▶ Goal of the exercise
Every line of the records below that has the word "Mersin" should be copied.

*** Data listing ***

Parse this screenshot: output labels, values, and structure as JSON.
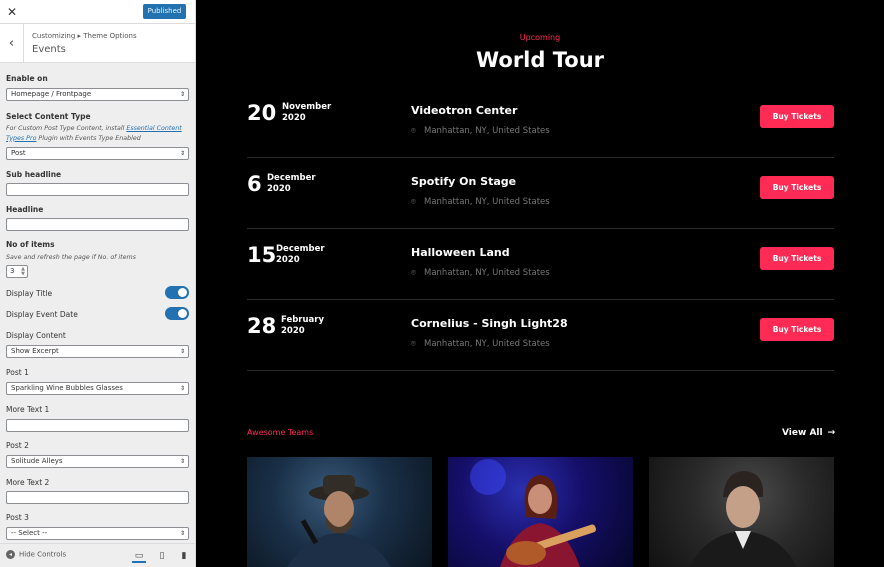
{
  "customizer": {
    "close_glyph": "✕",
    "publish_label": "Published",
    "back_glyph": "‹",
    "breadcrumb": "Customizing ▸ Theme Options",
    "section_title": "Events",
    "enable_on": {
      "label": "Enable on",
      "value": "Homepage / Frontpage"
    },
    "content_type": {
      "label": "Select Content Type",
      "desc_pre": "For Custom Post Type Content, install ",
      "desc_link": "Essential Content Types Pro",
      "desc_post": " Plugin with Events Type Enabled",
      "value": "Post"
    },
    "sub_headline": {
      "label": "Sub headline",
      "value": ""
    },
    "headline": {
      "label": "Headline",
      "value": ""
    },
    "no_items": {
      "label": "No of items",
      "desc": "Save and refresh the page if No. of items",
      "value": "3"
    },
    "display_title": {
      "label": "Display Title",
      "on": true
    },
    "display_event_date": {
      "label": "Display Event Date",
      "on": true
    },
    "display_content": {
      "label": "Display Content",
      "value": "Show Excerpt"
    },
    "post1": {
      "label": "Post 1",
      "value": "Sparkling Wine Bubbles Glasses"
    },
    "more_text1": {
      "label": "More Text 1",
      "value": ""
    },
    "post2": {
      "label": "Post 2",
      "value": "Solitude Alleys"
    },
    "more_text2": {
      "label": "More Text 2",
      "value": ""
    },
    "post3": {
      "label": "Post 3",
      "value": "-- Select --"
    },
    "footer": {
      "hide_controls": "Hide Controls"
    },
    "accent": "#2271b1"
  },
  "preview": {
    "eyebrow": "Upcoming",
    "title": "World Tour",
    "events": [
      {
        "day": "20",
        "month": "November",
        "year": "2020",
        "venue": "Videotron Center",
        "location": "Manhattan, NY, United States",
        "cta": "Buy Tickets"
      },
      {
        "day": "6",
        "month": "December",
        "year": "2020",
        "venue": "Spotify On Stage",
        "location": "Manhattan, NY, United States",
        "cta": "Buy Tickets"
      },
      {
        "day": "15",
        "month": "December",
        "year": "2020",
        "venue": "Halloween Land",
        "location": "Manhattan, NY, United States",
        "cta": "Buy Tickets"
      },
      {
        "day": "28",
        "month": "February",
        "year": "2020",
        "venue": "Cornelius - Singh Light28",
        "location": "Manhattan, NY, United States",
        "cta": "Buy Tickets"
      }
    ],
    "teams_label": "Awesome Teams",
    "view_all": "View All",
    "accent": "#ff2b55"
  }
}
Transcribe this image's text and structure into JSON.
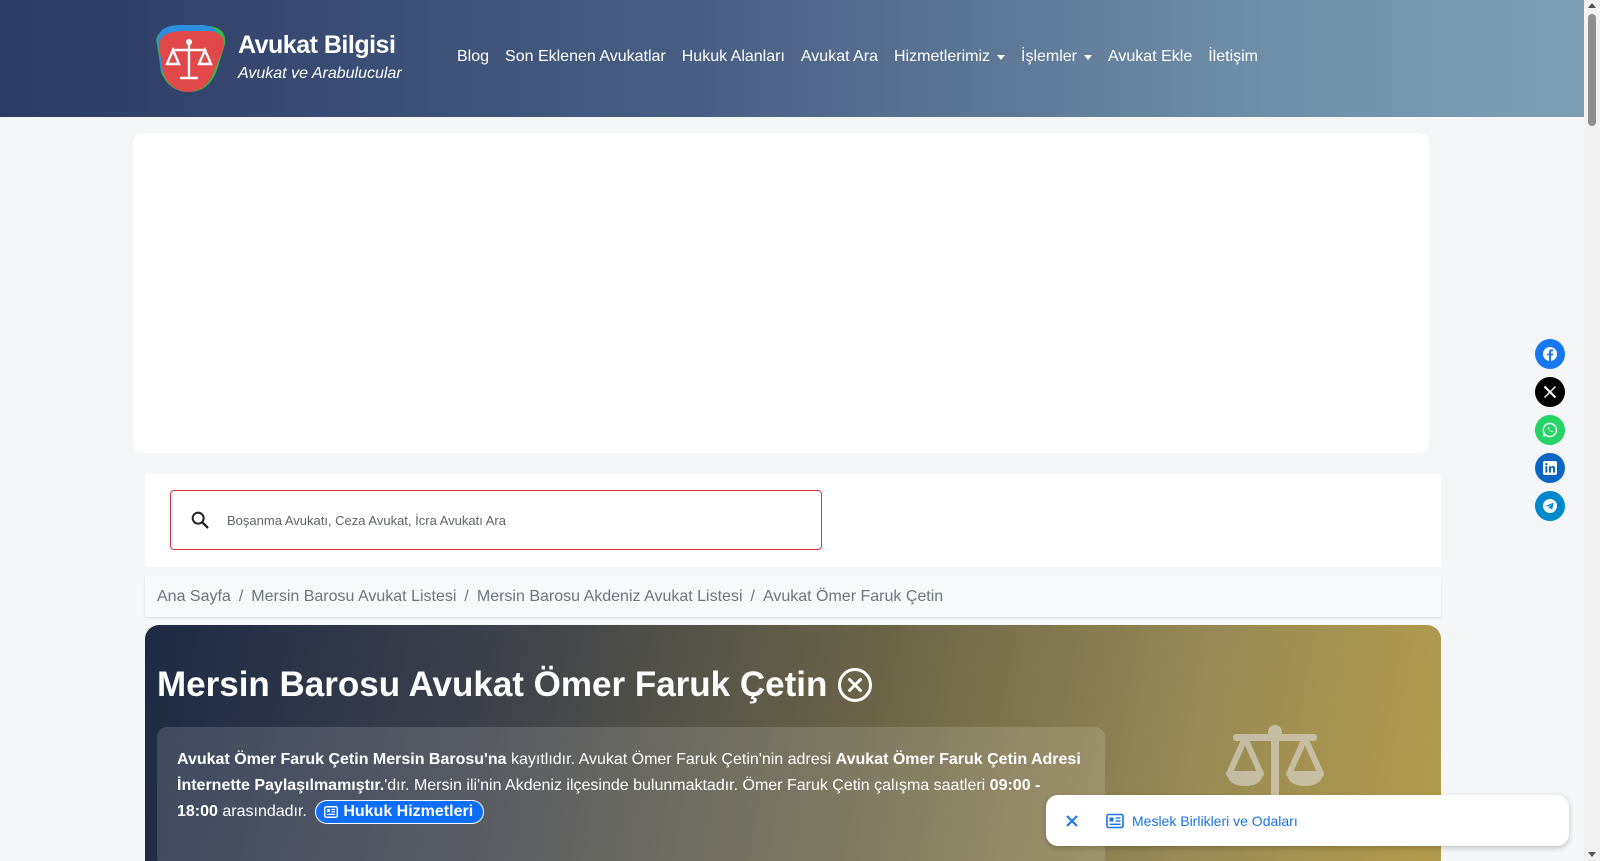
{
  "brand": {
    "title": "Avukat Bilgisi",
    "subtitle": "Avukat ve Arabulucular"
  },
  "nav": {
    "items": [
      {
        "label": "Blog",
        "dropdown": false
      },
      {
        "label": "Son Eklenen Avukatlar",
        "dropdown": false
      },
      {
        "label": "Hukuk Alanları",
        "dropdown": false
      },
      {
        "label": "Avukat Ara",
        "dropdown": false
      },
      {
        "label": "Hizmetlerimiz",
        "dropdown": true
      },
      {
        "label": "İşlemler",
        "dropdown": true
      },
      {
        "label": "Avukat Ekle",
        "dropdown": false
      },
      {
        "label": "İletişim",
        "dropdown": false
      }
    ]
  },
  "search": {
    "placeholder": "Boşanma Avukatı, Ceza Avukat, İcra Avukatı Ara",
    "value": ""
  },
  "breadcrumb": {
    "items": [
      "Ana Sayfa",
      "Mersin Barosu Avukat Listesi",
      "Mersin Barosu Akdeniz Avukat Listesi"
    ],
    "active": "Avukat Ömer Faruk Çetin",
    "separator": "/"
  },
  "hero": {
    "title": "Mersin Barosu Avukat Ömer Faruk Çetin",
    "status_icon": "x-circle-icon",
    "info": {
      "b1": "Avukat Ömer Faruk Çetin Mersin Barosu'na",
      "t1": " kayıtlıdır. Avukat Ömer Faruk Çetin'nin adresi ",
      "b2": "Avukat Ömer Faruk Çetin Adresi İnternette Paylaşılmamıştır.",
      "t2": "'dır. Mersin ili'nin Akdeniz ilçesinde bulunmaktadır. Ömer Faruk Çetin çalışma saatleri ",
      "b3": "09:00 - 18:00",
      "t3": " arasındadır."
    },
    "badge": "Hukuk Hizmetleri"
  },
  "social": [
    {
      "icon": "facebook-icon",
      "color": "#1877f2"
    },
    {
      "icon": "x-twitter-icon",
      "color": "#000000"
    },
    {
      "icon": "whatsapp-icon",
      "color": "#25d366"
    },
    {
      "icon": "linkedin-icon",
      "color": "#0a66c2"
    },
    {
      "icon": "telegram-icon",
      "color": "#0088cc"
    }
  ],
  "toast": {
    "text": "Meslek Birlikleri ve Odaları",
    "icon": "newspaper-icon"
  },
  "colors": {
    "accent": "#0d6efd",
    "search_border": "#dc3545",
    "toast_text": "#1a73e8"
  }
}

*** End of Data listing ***
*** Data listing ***

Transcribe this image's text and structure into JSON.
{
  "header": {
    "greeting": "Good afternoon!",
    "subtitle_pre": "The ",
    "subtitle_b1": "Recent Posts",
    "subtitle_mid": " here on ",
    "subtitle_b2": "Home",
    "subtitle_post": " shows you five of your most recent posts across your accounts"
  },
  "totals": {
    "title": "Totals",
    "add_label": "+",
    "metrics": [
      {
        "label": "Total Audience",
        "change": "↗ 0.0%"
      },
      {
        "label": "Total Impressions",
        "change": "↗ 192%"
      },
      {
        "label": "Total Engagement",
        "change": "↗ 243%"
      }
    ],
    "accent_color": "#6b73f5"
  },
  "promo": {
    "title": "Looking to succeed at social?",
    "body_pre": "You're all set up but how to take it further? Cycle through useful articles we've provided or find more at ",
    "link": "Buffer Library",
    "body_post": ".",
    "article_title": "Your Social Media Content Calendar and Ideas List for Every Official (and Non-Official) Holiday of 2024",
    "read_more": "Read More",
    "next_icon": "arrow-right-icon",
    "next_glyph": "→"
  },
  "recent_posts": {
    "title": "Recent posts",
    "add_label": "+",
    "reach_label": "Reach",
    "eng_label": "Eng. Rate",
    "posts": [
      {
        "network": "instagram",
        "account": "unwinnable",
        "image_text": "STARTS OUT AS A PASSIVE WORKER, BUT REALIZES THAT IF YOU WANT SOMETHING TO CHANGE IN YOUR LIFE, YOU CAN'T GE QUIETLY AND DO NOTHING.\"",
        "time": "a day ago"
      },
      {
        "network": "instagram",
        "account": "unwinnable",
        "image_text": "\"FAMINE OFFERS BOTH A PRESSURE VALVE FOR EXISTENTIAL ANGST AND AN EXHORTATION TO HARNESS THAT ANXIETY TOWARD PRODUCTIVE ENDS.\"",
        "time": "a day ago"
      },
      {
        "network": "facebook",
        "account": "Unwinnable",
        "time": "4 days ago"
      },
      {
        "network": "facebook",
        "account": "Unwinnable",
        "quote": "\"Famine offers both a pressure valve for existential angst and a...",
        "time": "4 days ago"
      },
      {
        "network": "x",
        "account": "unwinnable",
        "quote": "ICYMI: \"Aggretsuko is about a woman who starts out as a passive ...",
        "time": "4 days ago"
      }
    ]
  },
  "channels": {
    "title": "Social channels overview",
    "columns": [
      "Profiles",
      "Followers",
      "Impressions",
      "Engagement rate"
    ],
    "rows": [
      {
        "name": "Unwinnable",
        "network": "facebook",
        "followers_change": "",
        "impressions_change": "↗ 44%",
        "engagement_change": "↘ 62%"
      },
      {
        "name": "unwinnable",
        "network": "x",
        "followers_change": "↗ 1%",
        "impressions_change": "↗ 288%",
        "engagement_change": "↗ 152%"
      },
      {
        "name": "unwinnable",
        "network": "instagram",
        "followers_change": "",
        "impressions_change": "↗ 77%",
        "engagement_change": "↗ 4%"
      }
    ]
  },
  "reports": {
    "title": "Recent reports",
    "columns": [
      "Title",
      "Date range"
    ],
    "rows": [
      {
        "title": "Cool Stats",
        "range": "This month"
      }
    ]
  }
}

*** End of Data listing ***
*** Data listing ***

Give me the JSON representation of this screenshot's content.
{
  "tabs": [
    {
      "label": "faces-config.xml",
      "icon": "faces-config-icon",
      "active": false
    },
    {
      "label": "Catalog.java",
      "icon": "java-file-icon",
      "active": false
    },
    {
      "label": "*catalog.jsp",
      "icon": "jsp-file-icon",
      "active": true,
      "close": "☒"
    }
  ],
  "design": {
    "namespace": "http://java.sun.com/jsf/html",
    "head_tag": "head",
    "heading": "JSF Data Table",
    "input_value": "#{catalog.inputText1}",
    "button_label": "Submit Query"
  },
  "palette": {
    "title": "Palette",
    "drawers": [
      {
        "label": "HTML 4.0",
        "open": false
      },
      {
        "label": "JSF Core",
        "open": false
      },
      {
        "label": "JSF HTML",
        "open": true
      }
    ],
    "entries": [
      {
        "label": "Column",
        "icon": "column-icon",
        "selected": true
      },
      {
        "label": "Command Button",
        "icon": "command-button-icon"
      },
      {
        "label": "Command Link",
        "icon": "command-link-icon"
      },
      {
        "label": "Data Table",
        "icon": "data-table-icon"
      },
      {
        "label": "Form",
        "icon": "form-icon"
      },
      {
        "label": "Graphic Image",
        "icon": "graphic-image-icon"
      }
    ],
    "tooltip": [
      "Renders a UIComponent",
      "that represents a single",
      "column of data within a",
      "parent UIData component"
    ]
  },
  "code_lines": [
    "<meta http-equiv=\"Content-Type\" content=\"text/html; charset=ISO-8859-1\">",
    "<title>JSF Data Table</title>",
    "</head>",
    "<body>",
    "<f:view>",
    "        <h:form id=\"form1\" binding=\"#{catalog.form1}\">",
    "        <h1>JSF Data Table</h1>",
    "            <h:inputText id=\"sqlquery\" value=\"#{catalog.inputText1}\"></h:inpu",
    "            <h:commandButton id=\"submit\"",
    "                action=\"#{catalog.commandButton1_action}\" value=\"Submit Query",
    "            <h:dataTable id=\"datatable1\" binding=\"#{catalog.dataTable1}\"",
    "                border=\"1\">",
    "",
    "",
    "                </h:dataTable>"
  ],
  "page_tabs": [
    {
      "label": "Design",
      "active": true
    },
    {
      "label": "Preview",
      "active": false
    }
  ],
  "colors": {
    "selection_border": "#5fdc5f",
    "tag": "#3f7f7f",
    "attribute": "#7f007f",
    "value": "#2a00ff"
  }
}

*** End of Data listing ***

▶ Result of the task
      "Mersin Barosu Avukat Listesi",
      "Mersin Barosu Akdeniz Avukat Listesi"
    "title": "Mersin Barosu Avukat Ömer Faruk Çetin",
      "b1": "Avukat Ömer Faruk Çetin Mersin Barosu'na",
      "t2": "'dır. Mersin ili'nin Akdeniz ilçesinde bulunmaktadır. Ömer Faruk Çetin çalışma saatleri ",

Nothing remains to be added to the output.